Our ocean is stratified; warm water floats above denser cold water. This seems basic, but it is a pre-condition for some fundamental environmental processes. The layered water column allows for the propagation of internal waves in the boundary between the warm and cold water layers that shoal and break just like surface waves, though may be up to 100m tall. Internal waves are critical for transporting nutrients from deep water into the kelp forest, but are also oxygen depleted (and low pH). My research seeks to understand the fate of these hypoxic internal waves inside the kelp forest/rocky reef system and the responses of the community therein. In a complex rocky reef, a process very similar to the formation of tide-pools, may also occur subtidally, forming an “internal tide pool”. If this is true, then spatial variability (patchiness) in the dissolved oxygen (DO) field likely changes dramatically with internal wave conditions. Moreover, in patchy oxygen, sensitive mobile organisms likely shift their distributions measurably to avoid pooled low oxygen areas.Using arrays of moored sensors, I measure the DO and temperature field under differing oceanographic conditions. These sensors opportunistically target areas where “internal tide pools” are likely to form. In addition, I map the DO/temperature field and fish distributions adaptively, providing high-resolution snapshots throughout an event. Using real time oceanographic data from the Kelp Forest Array, I can conduct surveys under opportunistic conditions with the Divining RO2D (the 2 is silent), a mobile oxygen/temperature/pressure sensor and stereo-video fish survey device of my own design. These methods allow me to correlate DO/temperature variability with short-term species distributions. To demonstrate a mechanistic link between DO variability and fish distributions, I’m conducting a series of behavioral experiments in the laboratory, testing avoidance thresholds and changes in startle responses. These measure oxygen level preference and influence on swimming ability, respectively. This combination of field observation and laboratory allows me to explain not only where fish move under varying oxygen conditions, but why they move.
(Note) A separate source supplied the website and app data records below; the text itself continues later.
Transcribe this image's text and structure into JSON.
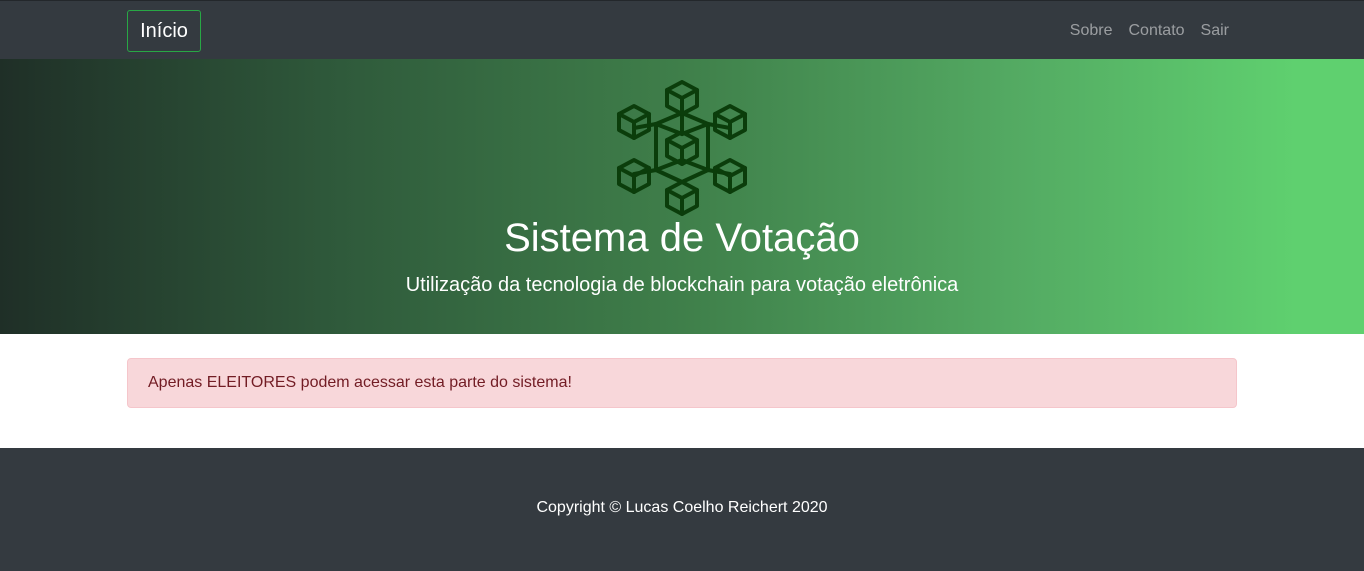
{
  "navbar": {
    "brand": "Início",
    "links": [
      "Sobre",
      "Contato",
      "Sair"
    ]
  },
  "hero": {
    "logo_icon": "blockchain-cubes-icon",
    "title": "Sistema de Votação",
    "subtitle": "Utilização da tecnologia de blockchain para votação eletrônica"
  },
  "alert": {
    "message": "Apenas ELEITORES podem acessar esta parte do sistema!"
  },
  "footer": {
    "copyright": "Copyright © Lucas Coelho Reichert 2020"
  },
  "colors": {
    "navbar_bg": "#343a40",
    "brand_border": "#28a745",
    "hero_gradient_start": "#1f2f27",
    "hero_gradient_end": "#5fd06f",
    "alert_bg": "#f8d7da",
    "alert_text": "#721c24",
    "logo_stroke": "#0b3d0b"
  }
}
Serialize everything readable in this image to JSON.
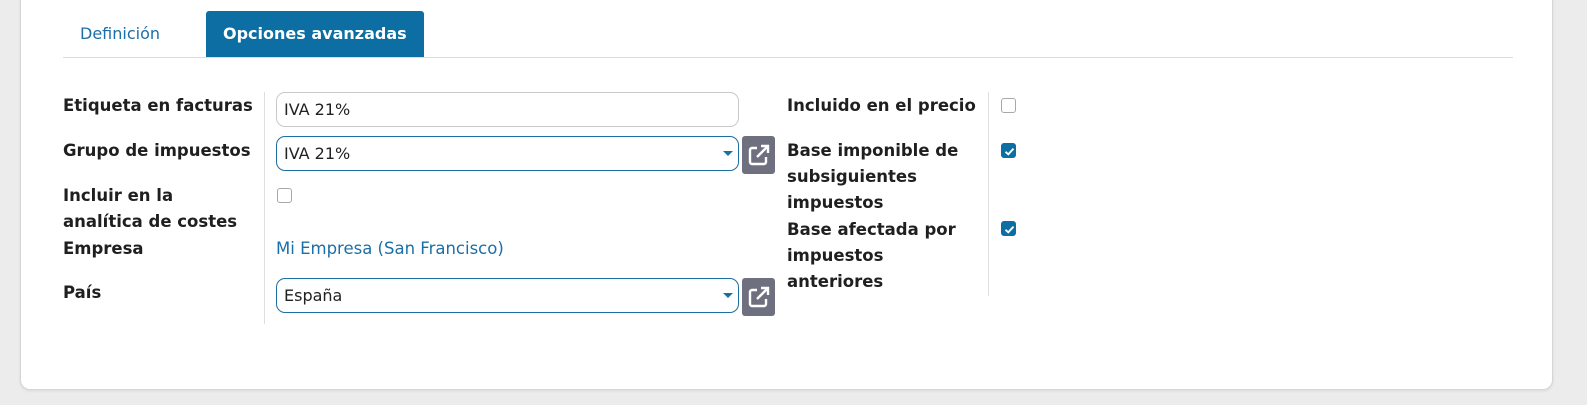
{
  "tabs": {
    "definition": "Definición",
    "advanced": "Opciones avanzadas"
  },
  "left_fields": {
    "invoice_label": {
      "label": "Etiqueta en facturas",
      "value": "IVA 21%"
    },
    "tax_group": {
      "label": "Grupo de impuestos",
      "value": "IVA 21%"
    },
    "analytic": {
      "label_lines": [
        "Incluir en la",
        "analítica de costes"
      ],
      "checked": false
    },
    "company": {
      "label": "Empresa",
      "value": "Mi Empresa (San Francisco)"
    },
    "country": {
      "label": "País",
      "value": "España"
    }
  },
  "right_fields": {
    "price_include": {
      "label": "Incluido en el precio",
      "checked": false
    },
    "include_base": {
      "label_lines": [
        "Base imponible de",
        "subsiguientes",
        "impuestos"
      ],
      "checked": true
    },
    "affected_base": {
      "label_lines": [
        "Base afectada por",
        "impuestos",
        "anteriores"
      ],
      "checked": true
    }
  },
  "icons": {
    "external_link": "external-link-icon",
    "dropdown": "caret-down-icon",
    "check": "check-icon"
  },
  "colors": {
    "accent": "#0d6ea3",
    "link": "#1b6fa8",
    "button_gray": "#6f707f"
  }
}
Port, J. A., O'Donnell, J. L., Romero-Maraccini, O. C., Leary, P. R., Litvin, S. Y., & Kelly, R. P. (2016). Assessing vertebrate biodiversity in a kelp forest ecosystem using environmental DNA. MOLECULAR ECOLOGY, 25(2), 527-541.
Walter, R. K., Woodson, C. B., Leary, P. R., & Monismith, S. G. (2014). Connecting wind-driven upwelling and offshore stratification to nearshore internal bores and oxygen variability. JOURNAL OF GEOPHYSICAL RESEARCH-OCEANS, 119(6), 3517-3534.